Is my method any good ? how would you improve it?

I am new to language learning (bilingual but learned english while i was a kid so that doesn’t really count). i am now 19 yrs old and i became very passionate about language learning (zero specific reasons why).
I want to learn german to a B2-C1 Level, i understand that this is a journey/project that takes 2+ year to “finish”, but i think i have the tools to accomplish it.
What i DO NOT have is experience in language learning, so i don’t really now what works and what doesn’t.
From the past one month what i have been doing is:

  1. Learn ~20 new words everyday using anki.
  2. Read one chapter of a german grammar handbook weekly.

That’s it.
As you see i am completly ignoring immersion here (but maybe i can start it after finishing the grammar handbook), i also searched a lot about the goldenlist method but i read somewhere that it’s just weaker than anki in the aftermaths so i am not doing it.

What do you think about my method ?, if someone uses this method for 1 year, would this people reach B1-B2 ? even without immersion (active input and output). i really doubt it, so how would YOU add immersion to this method ? (Knowing that it’s not allowed to take more than 2 hours a day)
Apps ? iTalki ? Youtube ? Music ? what’s your favorite?


I just wanted to chime in and offer my thoughts. These are purely my experience, but maybe it will help.
I think that your method is a great way to learn vocabulary and grammar, but is lacking in the use of the language for enjoyment of the people, the culture, the content available. I actually chose to start learning German because of Rammstein. Having discovered how Germanic the English language is, I figured I could give it a go. So I just began with Duolingo and eventually found the Conference and I now have weekly conversations in German.

I feel like the best way to add input, although I don’t know what you mean by “not allowed”, is to find content that you enjoy. I listen to German music, I watch YouTube channels by German creators, I even occasionally read books in German. If you can add German based content into your normal routine, I think that is a good way to keep it around. I don’t mean that it necessarily has to be active input, you can just keep things on in the background.

A couple of the YouTube channels I recommend for learning German are:
-Easy German
-Get Germanized
-German with VlogDave (he’s my friend)
-fröhlich Deutsch
-Don’tTrustTheRabbit (she hasn’t done much new, but has a lot of good content)
-Dein Sprachcoach (more for learning pronunciation, but good)

And these are a few channels from German creators for listening practice:
-Dinge Erklärt - Kurzgesagt
-Let’s Talk Musik! - Reviews, Reactions & mehr
-DW Deutsch

Here are also some podcasts for listening practice:
-GerMany Podcasts
-The German Podcast

Apps that I have used for learning German:

One last thing that I did for practice was to play the game Fran Bow( a point and click adventure) in German.
Viel Glück mit Ihrem Studium!
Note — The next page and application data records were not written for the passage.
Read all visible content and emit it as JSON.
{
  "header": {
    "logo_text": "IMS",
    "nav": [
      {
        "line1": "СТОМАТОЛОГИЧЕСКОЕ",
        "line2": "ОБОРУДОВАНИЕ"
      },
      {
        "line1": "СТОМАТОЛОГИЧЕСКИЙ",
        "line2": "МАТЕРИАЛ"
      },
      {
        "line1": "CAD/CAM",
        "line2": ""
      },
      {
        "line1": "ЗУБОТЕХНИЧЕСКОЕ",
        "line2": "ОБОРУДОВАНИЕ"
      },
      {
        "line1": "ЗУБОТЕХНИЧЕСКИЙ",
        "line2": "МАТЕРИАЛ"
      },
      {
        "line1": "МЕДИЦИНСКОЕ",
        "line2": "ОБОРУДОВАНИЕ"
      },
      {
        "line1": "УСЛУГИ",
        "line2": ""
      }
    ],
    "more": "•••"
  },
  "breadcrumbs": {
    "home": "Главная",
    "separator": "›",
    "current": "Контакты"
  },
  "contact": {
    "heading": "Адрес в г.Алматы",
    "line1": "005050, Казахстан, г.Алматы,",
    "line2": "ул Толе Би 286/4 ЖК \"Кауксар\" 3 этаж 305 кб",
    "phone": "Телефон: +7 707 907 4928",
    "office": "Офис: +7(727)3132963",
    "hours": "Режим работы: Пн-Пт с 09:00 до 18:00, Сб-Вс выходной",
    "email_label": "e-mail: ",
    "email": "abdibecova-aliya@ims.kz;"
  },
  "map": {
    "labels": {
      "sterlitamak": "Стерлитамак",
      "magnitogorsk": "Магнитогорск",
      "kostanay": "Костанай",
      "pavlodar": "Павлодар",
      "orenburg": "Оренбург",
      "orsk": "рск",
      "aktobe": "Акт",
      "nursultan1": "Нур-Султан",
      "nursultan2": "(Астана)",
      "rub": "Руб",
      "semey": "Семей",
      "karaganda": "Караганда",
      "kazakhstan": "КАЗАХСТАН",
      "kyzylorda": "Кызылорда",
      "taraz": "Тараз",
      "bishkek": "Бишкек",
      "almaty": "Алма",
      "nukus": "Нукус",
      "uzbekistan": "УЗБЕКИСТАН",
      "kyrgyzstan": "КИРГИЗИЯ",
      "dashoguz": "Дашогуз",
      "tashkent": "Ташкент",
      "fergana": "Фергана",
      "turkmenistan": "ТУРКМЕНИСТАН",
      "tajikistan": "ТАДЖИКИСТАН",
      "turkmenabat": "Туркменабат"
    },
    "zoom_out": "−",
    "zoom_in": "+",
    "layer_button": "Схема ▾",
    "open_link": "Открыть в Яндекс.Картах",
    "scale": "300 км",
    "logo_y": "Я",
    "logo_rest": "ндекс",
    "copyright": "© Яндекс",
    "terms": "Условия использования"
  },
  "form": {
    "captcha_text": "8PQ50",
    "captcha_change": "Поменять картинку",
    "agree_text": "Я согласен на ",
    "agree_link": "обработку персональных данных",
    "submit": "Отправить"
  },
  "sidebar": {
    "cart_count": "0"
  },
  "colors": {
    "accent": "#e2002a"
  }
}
Learning new vocabulary and familiarizing yourself with the grammar are both important parts of learning a language; however, they are not everything. Vocabulary helps acquire bits of language, but words can have different meanings in different situations. Also, idiomatic expressions may not mean what the words suggest. Exposure to real-world content in the language can help ease your understanding of the subtleties of a language. Reading about grammar is also beneficial, but grammar has to be practiced. You will want to get comfortable with conjugations, word order, etc., to be able to apply the grammatical rules of the language when you communicate.

When you say that you “want to learn German to a B2-C1 level,” what does that mean to you? Do you want to speak at this level, listen to content at the B2-C1 level, read at this level, or write at this level? Or maybe all four skills: speak, listen, read, and write? Or do you want to pass a B2 or C1 exam for German? Clarifying your goal can help to direct your focus.

Speaking, listening, reading, and writing are all four important skills in learning a language (when applicable to the specific language, allowing variations for sign languages, languages that may not be written, etc.). To develop proficiency in speaking, listening, reading, and writing, practice each of these skills. You do not have to do each skill each day, though, and you do not even have to do all four at once. Some language learners prefer to start with “input” (reading and/or listening) and then later progress to “output” (speaking and/or writing). Others like to focus on oral skills (speaking and listening) first, then progress to written skills (reading and writing), or vice versa. The point is that practicing the language is necessary for proficiency. I 100% agree with Tiffany’s comments. Finding content that you enjoy is important. If it’s interesting, it’s easier to stay motivated. Doing nothing but flashcards and grammar books will probably get boring very soon; try adding some variety to keep your interest.

If your goal is to pass a particular exam, you will also need to familiarize yourself with the exam content and format. Language proficiency exams tend to have requirements which do not exist in most real-world situations, such as time limits and minimum word counts.

I wish you the best with your language learning journey!


interesting information